══ Exercise material ══

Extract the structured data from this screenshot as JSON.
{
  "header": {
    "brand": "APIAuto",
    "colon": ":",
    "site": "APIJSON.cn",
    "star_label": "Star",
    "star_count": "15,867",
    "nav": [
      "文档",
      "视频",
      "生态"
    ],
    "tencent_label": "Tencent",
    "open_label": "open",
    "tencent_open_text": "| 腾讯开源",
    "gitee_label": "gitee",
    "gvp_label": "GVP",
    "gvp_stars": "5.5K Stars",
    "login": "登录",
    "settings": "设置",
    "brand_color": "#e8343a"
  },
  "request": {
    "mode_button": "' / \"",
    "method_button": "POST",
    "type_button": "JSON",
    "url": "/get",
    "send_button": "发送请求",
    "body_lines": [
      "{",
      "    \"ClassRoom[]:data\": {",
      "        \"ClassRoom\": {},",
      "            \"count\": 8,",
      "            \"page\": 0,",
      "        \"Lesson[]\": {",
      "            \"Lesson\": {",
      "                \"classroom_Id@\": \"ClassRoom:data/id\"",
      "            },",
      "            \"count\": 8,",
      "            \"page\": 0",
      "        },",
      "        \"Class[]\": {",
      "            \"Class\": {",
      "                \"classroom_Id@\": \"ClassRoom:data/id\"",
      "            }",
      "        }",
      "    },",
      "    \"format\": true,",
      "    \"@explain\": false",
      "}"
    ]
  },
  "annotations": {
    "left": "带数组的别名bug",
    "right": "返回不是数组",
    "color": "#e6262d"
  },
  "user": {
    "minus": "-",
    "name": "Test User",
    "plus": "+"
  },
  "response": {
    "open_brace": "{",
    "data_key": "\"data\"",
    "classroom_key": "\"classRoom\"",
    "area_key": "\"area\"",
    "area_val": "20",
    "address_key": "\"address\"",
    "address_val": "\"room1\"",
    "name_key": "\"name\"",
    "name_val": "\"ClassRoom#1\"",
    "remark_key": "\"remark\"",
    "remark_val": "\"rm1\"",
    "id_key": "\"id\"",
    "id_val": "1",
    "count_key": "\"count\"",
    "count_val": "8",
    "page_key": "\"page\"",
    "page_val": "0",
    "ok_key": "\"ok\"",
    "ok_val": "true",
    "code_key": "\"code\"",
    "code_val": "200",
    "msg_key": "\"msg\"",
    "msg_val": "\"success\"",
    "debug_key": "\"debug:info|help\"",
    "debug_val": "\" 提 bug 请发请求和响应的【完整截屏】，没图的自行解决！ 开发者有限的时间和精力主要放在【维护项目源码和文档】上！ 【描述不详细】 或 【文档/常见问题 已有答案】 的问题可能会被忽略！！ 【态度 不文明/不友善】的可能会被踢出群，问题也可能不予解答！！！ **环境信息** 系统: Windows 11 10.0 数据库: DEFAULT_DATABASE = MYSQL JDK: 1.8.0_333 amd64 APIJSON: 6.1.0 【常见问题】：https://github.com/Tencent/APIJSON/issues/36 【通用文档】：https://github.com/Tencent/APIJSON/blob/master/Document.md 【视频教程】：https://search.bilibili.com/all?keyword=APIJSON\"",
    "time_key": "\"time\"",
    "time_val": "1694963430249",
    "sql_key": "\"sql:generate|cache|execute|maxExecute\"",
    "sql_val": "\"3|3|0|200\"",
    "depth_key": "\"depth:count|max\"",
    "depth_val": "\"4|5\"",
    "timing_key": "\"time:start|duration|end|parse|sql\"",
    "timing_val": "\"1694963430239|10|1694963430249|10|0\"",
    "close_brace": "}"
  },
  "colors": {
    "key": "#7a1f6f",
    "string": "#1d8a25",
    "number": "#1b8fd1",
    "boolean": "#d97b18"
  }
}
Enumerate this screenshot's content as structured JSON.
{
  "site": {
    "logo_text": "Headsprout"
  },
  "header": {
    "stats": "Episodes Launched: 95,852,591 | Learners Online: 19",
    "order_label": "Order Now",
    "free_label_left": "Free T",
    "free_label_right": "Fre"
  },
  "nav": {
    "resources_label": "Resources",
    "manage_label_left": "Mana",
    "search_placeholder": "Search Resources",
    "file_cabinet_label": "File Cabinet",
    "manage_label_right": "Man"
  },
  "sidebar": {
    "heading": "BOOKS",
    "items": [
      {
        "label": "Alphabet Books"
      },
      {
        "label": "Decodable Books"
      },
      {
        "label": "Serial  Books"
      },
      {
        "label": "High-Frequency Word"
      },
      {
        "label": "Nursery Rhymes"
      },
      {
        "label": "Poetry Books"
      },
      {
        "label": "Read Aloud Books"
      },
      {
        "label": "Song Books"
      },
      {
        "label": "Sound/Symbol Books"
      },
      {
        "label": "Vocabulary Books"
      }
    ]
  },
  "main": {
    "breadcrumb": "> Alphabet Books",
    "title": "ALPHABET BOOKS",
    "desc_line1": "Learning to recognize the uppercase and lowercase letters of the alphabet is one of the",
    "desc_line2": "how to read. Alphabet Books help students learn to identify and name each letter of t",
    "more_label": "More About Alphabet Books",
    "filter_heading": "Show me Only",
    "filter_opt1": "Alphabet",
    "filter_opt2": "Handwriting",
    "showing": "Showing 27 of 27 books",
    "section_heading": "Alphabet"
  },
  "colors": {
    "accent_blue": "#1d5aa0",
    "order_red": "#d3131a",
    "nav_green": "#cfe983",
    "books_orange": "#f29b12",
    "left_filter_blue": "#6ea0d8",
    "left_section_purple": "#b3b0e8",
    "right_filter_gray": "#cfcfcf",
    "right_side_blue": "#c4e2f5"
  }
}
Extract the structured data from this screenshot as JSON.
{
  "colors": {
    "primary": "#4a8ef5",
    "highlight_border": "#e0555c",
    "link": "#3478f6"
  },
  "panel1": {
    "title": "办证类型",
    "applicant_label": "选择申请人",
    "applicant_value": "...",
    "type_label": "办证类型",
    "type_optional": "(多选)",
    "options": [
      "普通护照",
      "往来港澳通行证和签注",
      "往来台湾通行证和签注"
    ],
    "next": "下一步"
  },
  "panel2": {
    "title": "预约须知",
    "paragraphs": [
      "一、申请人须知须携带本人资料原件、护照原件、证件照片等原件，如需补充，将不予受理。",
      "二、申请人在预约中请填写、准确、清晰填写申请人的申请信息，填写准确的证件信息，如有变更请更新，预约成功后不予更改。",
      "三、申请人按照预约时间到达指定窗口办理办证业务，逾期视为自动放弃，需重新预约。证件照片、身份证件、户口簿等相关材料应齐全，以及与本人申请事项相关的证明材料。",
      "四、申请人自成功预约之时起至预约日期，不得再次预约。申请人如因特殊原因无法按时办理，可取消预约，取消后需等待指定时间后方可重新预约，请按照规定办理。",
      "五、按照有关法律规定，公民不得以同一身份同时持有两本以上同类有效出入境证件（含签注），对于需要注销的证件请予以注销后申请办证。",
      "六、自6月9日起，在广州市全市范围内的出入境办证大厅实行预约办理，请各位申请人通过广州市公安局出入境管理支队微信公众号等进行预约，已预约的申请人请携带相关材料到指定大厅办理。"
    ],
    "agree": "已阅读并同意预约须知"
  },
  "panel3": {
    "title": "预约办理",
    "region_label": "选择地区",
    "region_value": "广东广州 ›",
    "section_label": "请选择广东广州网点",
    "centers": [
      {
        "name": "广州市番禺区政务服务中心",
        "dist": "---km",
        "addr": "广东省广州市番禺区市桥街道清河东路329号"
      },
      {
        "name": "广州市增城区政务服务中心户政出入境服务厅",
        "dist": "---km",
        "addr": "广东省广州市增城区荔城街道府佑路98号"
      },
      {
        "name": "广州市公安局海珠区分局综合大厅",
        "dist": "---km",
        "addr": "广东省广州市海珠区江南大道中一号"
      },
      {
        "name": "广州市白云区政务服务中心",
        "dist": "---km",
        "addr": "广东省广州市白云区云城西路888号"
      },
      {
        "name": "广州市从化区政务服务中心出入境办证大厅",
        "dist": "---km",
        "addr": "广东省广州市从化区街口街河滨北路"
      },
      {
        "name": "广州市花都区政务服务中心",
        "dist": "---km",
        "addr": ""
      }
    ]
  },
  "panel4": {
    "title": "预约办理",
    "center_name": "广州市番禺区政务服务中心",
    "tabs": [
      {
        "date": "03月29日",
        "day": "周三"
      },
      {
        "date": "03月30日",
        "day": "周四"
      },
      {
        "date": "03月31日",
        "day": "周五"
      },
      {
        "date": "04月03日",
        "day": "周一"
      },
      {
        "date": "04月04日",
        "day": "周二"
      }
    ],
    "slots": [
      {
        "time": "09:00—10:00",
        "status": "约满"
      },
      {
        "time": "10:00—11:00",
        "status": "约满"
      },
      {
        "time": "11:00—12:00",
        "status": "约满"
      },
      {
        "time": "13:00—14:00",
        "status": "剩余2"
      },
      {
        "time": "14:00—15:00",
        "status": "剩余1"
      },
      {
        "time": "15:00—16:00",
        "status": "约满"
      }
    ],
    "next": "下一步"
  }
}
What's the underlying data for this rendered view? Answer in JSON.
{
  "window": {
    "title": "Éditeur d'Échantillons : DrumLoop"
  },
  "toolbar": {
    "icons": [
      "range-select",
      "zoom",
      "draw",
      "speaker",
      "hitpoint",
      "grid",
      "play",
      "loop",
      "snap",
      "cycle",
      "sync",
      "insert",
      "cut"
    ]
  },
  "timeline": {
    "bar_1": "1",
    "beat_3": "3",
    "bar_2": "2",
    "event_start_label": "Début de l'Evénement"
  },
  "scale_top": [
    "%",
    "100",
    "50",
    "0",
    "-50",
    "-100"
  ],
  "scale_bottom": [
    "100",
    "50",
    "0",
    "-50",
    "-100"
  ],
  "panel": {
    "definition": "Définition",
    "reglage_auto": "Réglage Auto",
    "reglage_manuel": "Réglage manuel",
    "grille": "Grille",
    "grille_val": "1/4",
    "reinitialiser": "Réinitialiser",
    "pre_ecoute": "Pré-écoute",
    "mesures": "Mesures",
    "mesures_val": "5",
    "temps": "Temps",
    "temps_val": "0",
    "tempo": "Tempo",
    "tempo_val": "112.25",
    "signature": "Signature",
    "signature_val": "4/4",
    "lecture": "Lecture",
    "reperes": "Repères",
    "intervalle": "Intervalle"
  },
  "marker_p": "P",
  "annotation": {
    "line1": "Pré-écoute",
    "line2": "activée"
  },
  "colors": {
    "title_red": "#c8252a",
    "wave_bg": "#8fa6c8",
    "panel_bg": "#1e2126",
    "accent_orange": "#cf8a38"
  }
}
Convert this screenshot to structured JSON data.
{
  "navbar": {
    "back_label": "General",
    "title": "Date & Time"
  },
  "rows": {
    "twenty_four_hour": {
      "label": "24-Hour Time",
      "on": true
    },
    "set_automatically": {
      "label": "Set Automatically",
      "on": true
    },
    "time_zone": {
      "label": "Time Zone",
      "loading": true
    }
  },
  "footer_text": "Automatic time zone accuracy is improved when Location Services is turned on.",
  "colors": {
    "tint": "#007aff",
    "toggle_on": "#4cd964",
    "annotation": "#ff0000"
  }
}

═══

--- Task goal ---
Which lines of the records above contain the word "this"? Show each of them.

--- Output below ---
Extract the structured data from this screenshot as JSON.
Enumerate this screenshot's content as structured JSON.
Extract the structured data from this screenshot as JSON.
What's the underlying data for this rendered view? Answer in JSON.
Convert this screenshot to structured JSON data.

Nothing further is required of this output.